Problem statement: An exact copy of the entries is required, excluding any pictures.

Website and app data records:

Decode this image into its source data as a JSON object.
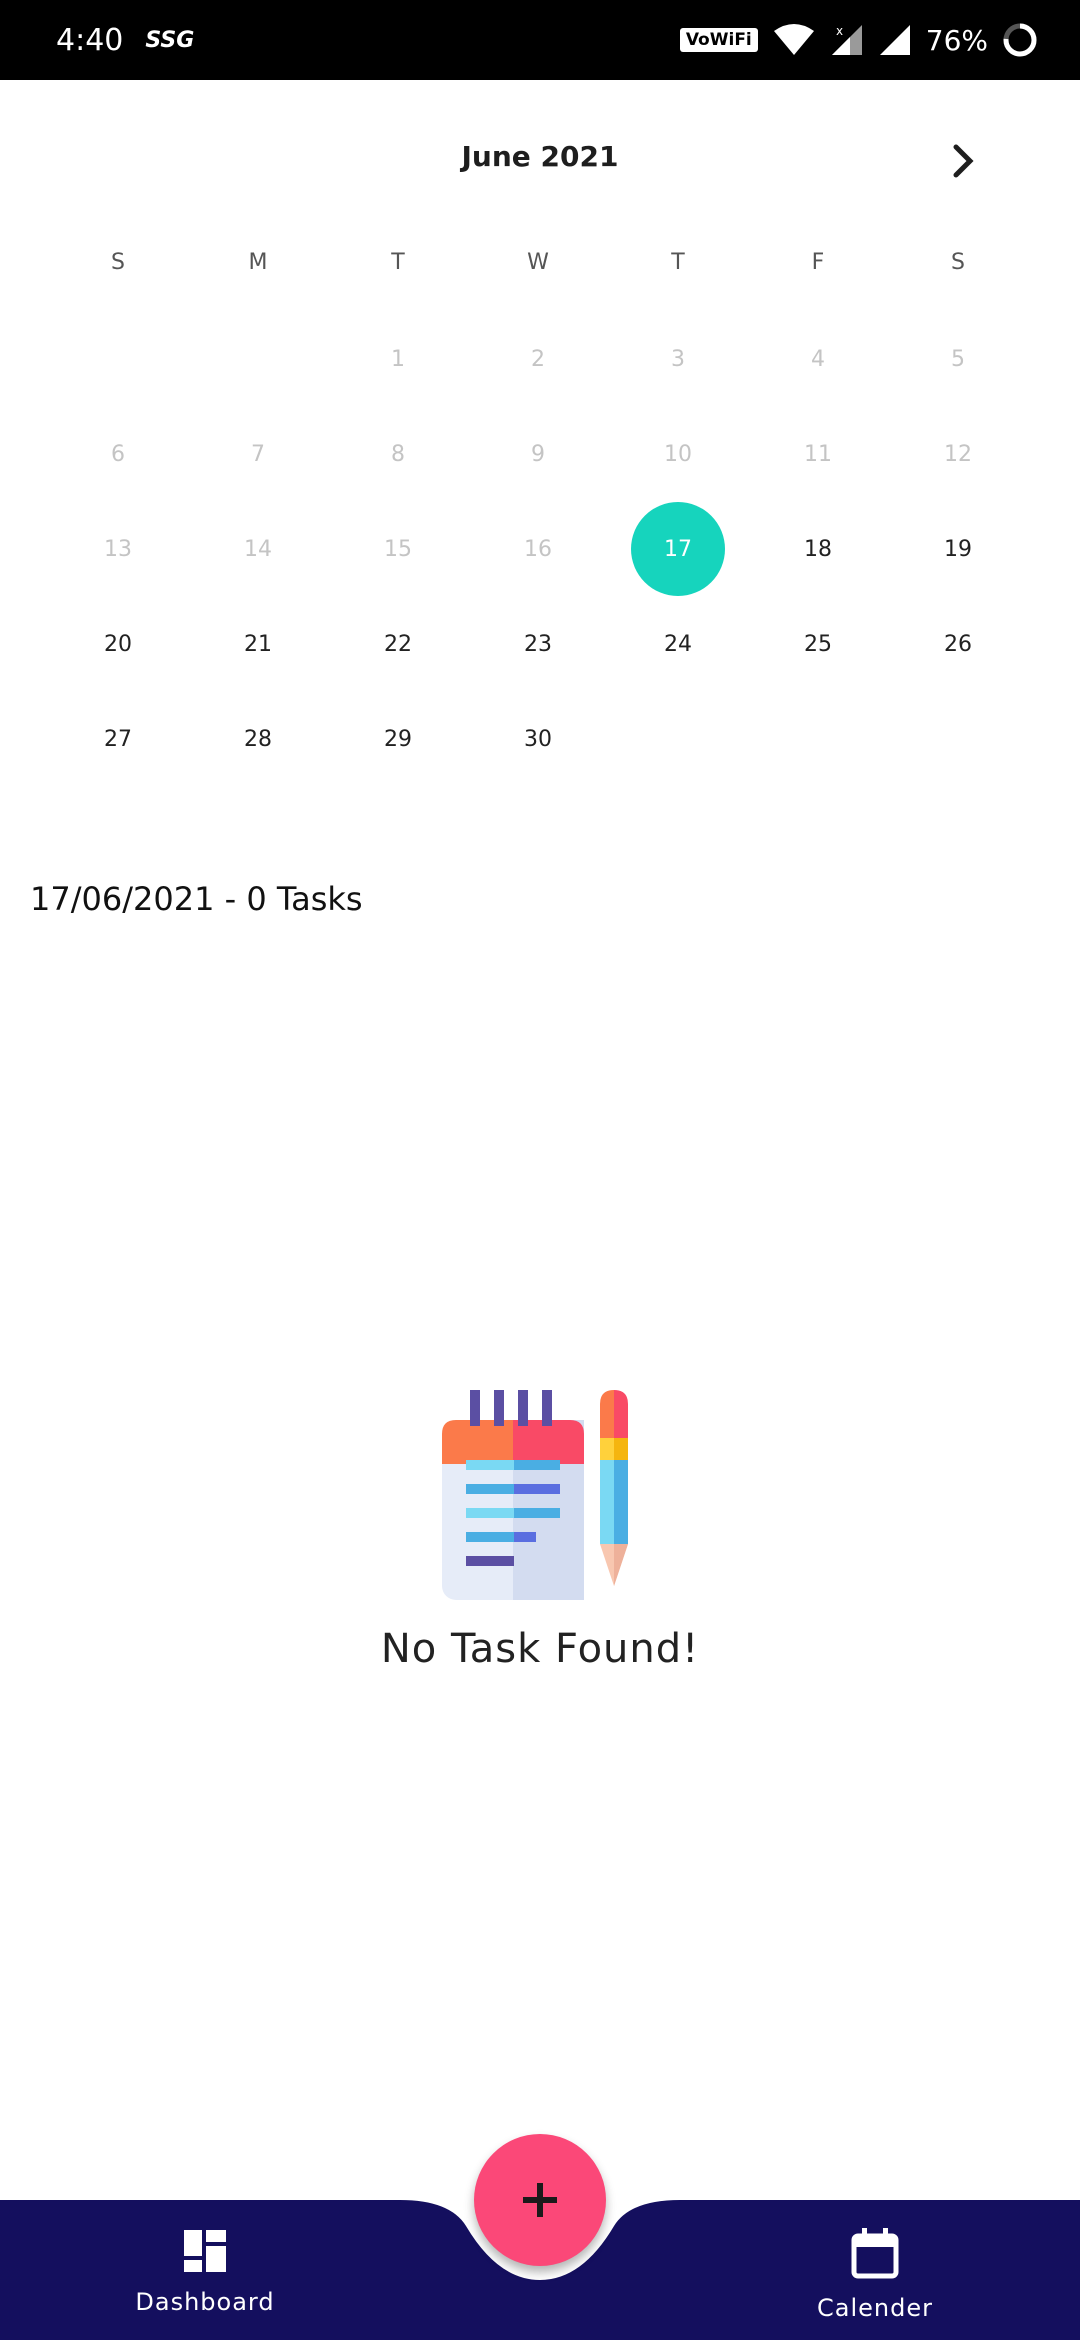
{
  "status_bar": {
    "time": "4:40",
    "carrier": "SSG",
    "wifi_badge": "VoWiFi",
    "battery": "76%"
  },
  "calendar": {
    "month_title": "June 2021",
    "next_icon": "chevron-right-icon",
    "weekdays": [
      "S",
      "M",
      "T",
      "W",
      "T",
      "F",
      "S"
    ],
    "selected_day": "17",
    "selected_color": "#16d4bd",
    "weeks": [
      [
        "",
        "",
        "1",
        "2",
        "3",
        "4",
        "5"
      ],
      [
        "6",
        "7",
        "8",
        "9",
        "10",
        "11",
        "12"
      ],
      [
        "13",
        "14",
        "15",
        "16",
        "17",
        "18",
        "19"
      ],
      [
        "20",
        "21",
        "22",
        "23",
        "24",
        "25",
        "26"
      ],
      [
        "27",
        "28",
        "29",
        "30",
        "",
        "",
        ""
      ]
    ]
  },
  "tasks": {
    "summary": "17/06/2021 - 0 Tasks"
  },
  "empty_state": {
    "icon": "notepad-pencil-icon",
    "message": "No Task Found!"
  },
  "fab": {
    "icon": "plus-icon",
    "color": "#fb4878"
  },
  "bottom_nav": {
    "background": "#140f5e",
    "items": [
      {
        "label": "Dashboard",
        "icon": "dashboard-icon"
      },
      {
        "label": "Calender",
        "icon": "calendar-icon"
      }
    ]
  }
}
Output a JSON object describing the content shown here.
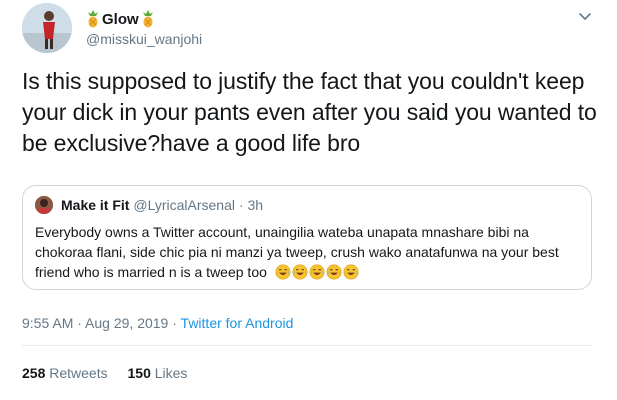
{
  "author": {
    "display_name": "Glow",
    "handle": "@misskui_wanjohi"
  },
  "tweet": {
    "text": "Is this supposed to justify the fact that you couldn't keep your dick in your pants even after you said you wanted to be exclusive?have a good life bro"
  },
  "quoted": {
    "name": "Make it Fit",
    "handle": "@LyricalArsenal",
    "separator": "·",
    "time": "3h",
    "text": "Everybody owns a Twitter account, unaingilia wateba unapata mnashare bibi na chokoraa flani, side chic pia ni manzi ya tweep, crush wako anatafunwa na your best friend who is married n is a tweep too",
    "emoji_count": 5,
    "emoji_icon": "face-with-tears-of-joy-icon"
  },
  "meta": {
    "time": "9:55 AM",
    "separator1": " · ",
    "date": "Aug 29, 2019",
    "separator2": " · ",
    "source": "Twitter for Android"
  },
  "stats": {
    "retweets_count": "258",
    "retweets_label": "Retweets",
    "likes_count": "150",
    "likes_label": "Likes"
  },
  "colors": {
    "link": "#1b95e0",
    "secondary_text": "#657786",
    "border": "#ccd6dd"
  }
}
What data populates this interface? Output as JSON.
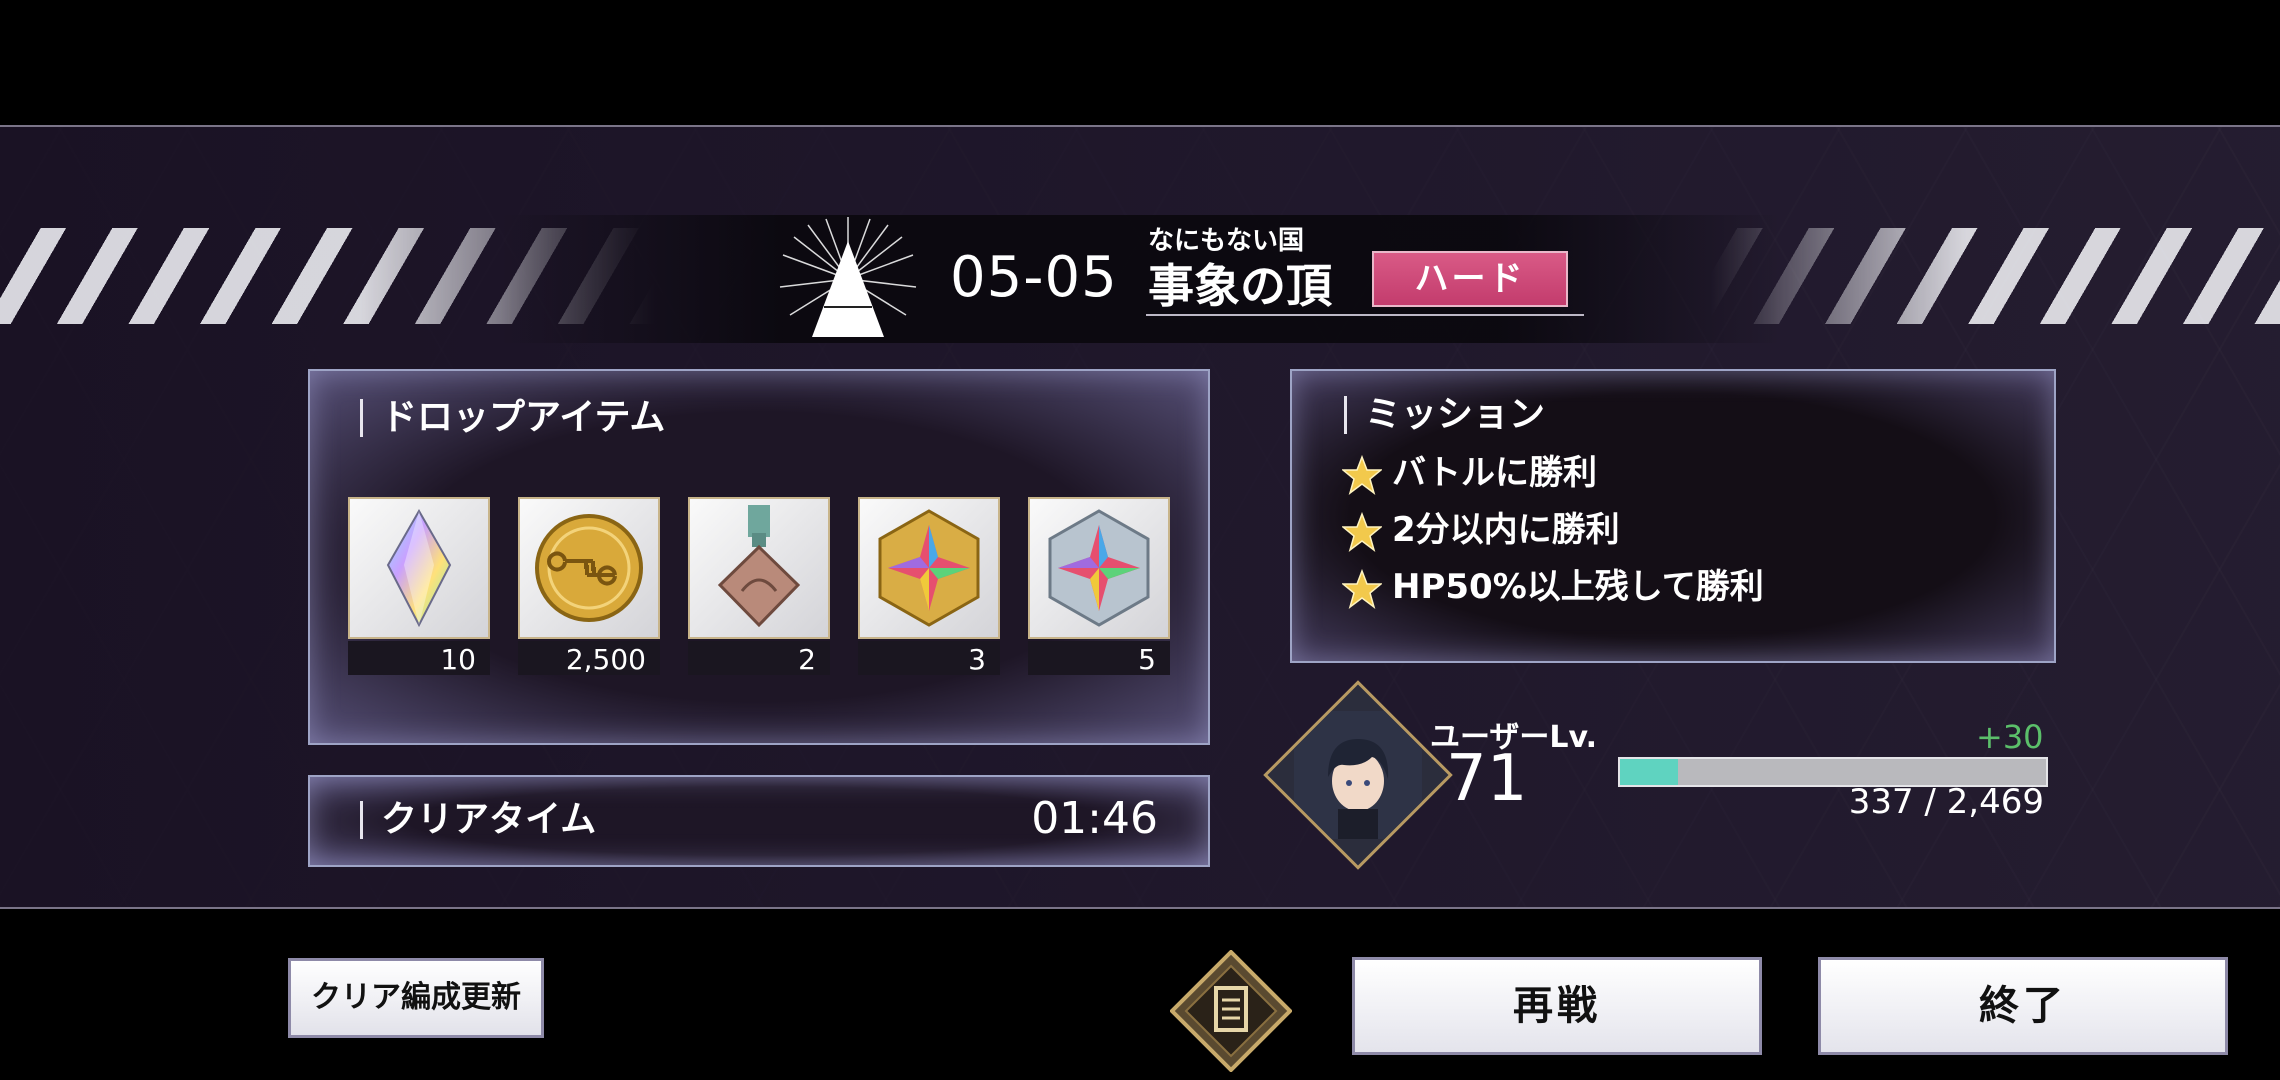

Result of the exercise:
Decode this image into its source data as a JSON object.
{
  "status_bar": {
    "time": "4:40",
    "carrier": "SSG",
    "wifi_badge": "VoWiFi",
    "battery": "76%"
  },
  "calendar": {
    "month_title": "June 2021",
    "next_icon": "chevron-right-icon",
    "weekdays": [
      "S",
      "M",
      "T",
      "W",
      "T",
      "F",
      "S"
    ],
    "selected_day": "17",
    "selected_color": "#16d4bd",
    "weeks": [
      [
        "",
        "",
        "1",
        "2",
        "3",
        "4",
        "5"
      ],
      [
        "6",
        "7",
        "8",
        "9",
        "10",
        "11",
        "12"
      ],
      [
        "13",
        "14",
        "15",
        "16",
        "17",
        "18",
        "19"
      ],
      [
        "20",
        "21",
        "22",
        "23",
        "24",
        "25",
        "26"
      ],
      [
        "27",
        "28",
        "29",
        "30",
        "",
        "",
        ""
      ]
    ]
  },
  "tasks": {
    "summary": "17/06/2021 - 0 Tasks"
  },
  "empty_state": {
    "icon": "notepad-pencil-icon",
    "message": "No Task Found!"
  },
  "fab": {
    "icon": "plus-icon",
    "color": "#fb4878"
  },
  "bottom_nav": {
    "background": "#140f5e",
    "items": [
      {
        "label": "Dashboard",
        "icon": "dashboard-icon"
      },
      {
        "label": "Calender",
        "icon": "calendar-icon"
      }
    ]
  }
}
Output a JSON object describing the content shown here.
{
  "author": {
    "display_name": "Glow",
    "handle": "@misskui_wanjohi"
  },
  "tweet": {
    "text": "Is this supposed to justify the fact that you couldn't keep your dick in your pants even after you said you wanted to be exclusive?have a good life bro"
  },
  "quoted": {
    "name": "Make it Fit",
    "handle": "@LyricalArsenal",
    "separator": "·",
    "time": "3h",
    "text": "Everybody owns a Twitter account, unaingilia wateba unapata mnashare bibi na chokoraa flani, side chic pia ni manzi ya tweep, crush wako anatafunwa na your best friend who is married n is a tweep too",
    "emoji_count": 5,
    "emoji_icon": "face-with-tears-of-joy-icon"
  },
  "meta": {
    "time": "9:55 AM",
    "separator1": " · ",
    "date": "Aug 29, 2019",
    "separator2": " · ",
    "source": "Twitter for Android"
  },
  "stats": {
    "retweets_count": "258",
    "retweets_label": "Retweets",
    "likes_count": "150",
    "likes_label": "Likes"
  },
  "colors": {
    "link": "#1b95e0",
    "secondary_text": "#657786",
    "border": "#ccd6dd"
  }
}
What data populates this interface? Output as JSON.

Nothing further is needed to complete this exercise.